## ASSIGNMENT
Please copy every line below that contains the string "value".

[RECORD EXCERPTS — start]

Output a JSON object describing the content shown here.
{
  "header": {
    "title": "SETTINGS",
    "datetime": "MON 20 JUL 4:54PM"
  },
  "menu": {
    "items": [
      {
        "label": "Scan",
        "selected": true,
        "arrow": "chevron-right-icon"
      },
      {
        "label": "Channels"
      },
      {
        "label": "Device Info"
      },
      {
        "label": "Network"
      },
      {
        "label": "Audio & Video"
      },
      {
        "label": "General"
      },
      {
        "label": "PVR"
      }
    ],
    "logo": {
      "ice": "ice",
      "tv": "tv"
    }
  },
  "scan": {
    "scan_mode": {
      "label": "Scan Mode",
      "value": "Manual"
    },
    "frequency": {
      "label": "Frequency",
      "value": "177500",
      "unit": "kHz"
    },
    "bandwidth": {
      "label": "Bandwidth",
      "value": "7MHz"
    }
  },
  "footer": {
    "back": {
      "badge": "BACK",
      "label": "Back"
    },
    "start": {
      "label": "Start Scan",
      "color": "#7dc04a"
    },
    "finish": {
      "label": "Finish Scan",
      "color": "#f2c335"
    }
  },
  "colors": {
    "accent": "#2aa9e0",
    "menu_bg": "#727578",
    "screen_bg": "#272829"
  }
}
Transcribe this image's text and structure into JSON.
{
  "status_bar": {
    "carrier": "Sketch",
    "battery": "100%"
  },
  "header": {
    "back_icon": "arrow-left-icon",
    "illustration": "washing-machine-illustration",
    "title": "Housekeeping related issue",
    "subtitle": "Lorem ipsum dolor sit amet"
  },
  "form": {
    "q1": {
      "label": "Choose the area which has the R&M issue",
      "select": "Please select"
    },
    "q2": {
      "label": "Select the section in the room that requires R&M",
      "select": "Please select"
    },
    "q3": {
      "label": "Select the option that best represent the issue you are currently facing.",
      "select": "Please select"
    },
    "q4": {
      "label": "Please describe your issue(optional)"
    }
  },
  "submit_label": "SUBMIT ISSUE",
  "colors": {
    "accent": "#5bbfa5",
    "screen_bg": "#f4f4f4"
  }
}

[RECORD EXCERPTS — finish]

## EXERCISE ANSWER
      "value": "Manual"
      "value": "177500",
      "value": "7MHz"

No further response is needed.